---- MATERIAL SUPPLIED

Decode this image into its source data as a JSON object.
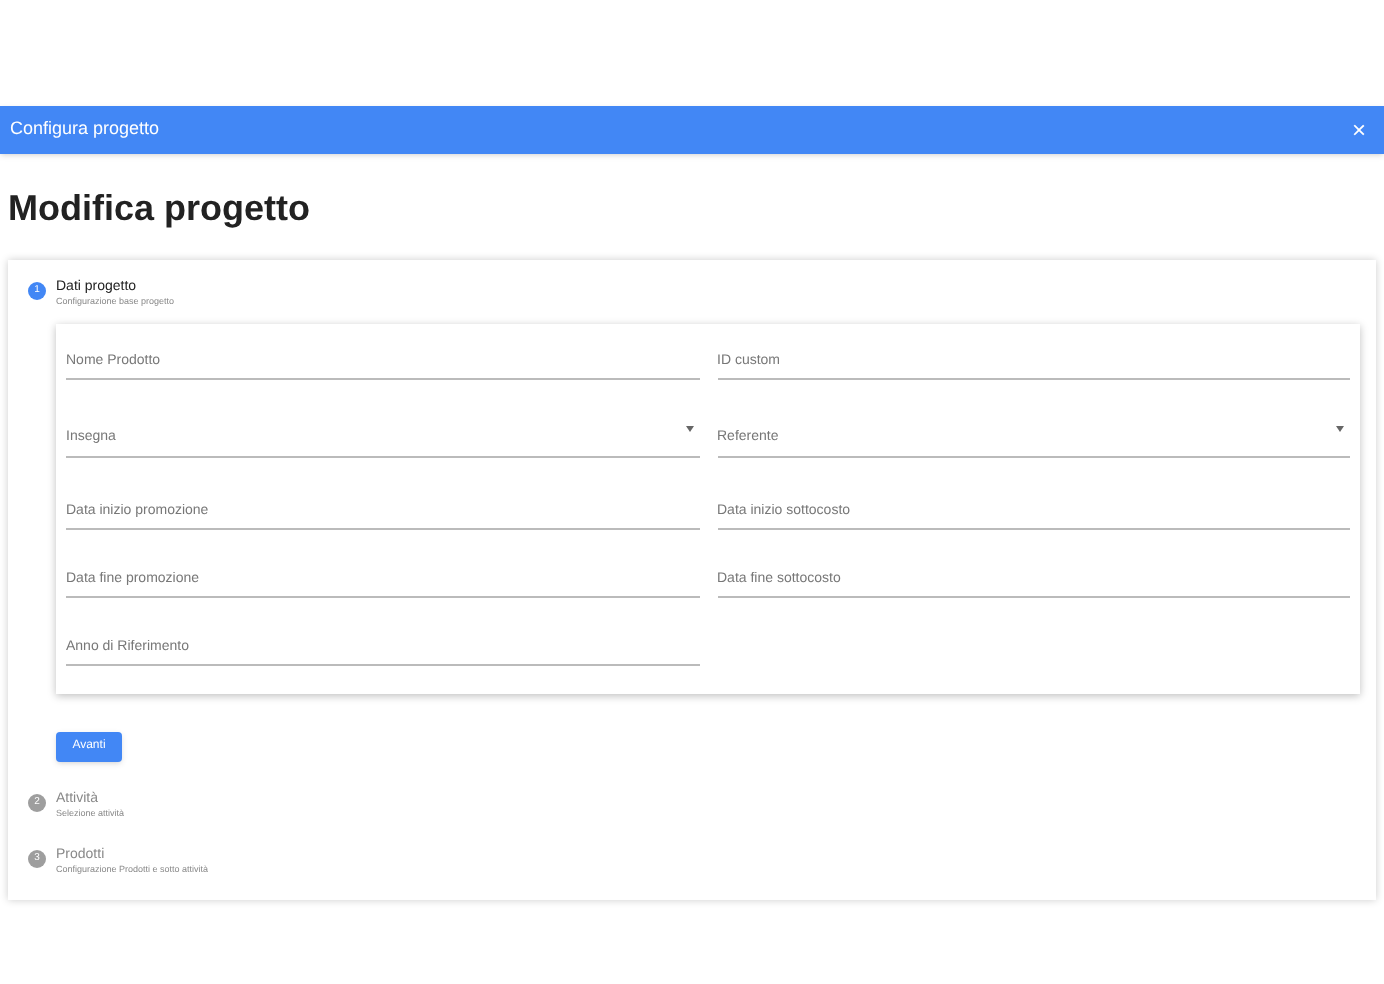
{
  "dialog": {
    "title": "Configura progetto",
    "close": "×"
  },
  "heading": "Modifica progetto",
  "steps": [
    {
      "number": "1",
      "title": "Dati progetto",
      "subtitle": "Configurazione base progetto",
      "selected": true,
      "fields": [
        {
          "kind": "text",
          "placeholder": "Nome Prodotto"
        },
        {
          "kind": "text",
          "placeholder": "ID custom"
        },
        {
          "kind": "select",
          "placeholder": "Insegna"
        },
        {
          "kind": "select",
          "placeholder": "Referente"
        },
        {
          "kind": "text",
          "placeholder": "Data inizio promozione"
        },
        {
          "kind": "text",
          "placeholder": "Data inizio sottocosto"
        },
        {
          "kind": "text",
          "placeholder": "Data fine promozione"
        },
        {
          "kind": "text",
          "placeholder": "Data fine sottocosto"
        },
        {
          "kind": "text",
          "placeholder": "Anno di Riferimento"
        }
      ],
      "button": "Avanti"
    },
    {
      "number": "2",
      "title": "Attività",
      "subtitle": "Selezione attività",
      "selected": false
    },
    {
      "number": "3",
      "title": "Prodotti",
      "subtitle": "Configurazione Prodotti e sotto attività",
      "selected": false
    }
  ]
}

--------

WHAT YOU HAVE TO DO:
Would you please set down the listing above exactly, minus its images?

ANSWER FOR THIS EXERCISE:
Decode this image into its source data as a JSON object.
{
  "dialog": {
    "title": "Configura progetto",
    "close": "×"
  },
  "heading": "Modifica progetto",
  "steps": [
    {
      "number": "1",
      "title": "Dati progetto",
      "subtitle": "Configurazione base progetto",
      "selected": true,
      "fields": [
        {
          "kind": "text",
          "placeholder": "Nome Prodotto"
        },
        {
          "kind": "text",
          "placeholder": "ID custom"
        },
        {
          "kind": "select",
          "placeholder": "Insegna"
        },
        {
          "kind": "select",
          "placeholder": "Referente"
        },
        {
          "kind": "text",
          "placeholder": "Data inizio promozione"
        },
        {
          "kind": "text",
          "placeholder": "Data inizio sottocosto"
        },
        {
          "kind": "text",
          "placeholder": "Data fine promozione"
        },
        {
          "kind": "text",
          "placeholder": "Data fine sottocosto"
        },
        {
          "kind": "text",
          "placeholder": "Anno di Riferimento"
        }
      ],
      "button": "Avanti"
    },
    {
      "number": "2",
      "title": "Attività",
      "subtitle": "Selezione attività",
      "selected": false
    },
    {
      "number": "3",
      "title": "Prodotti",
      "subtitle": "Configurazione Prodotti e sotto attività",
      "selected": false
    }
  ]
}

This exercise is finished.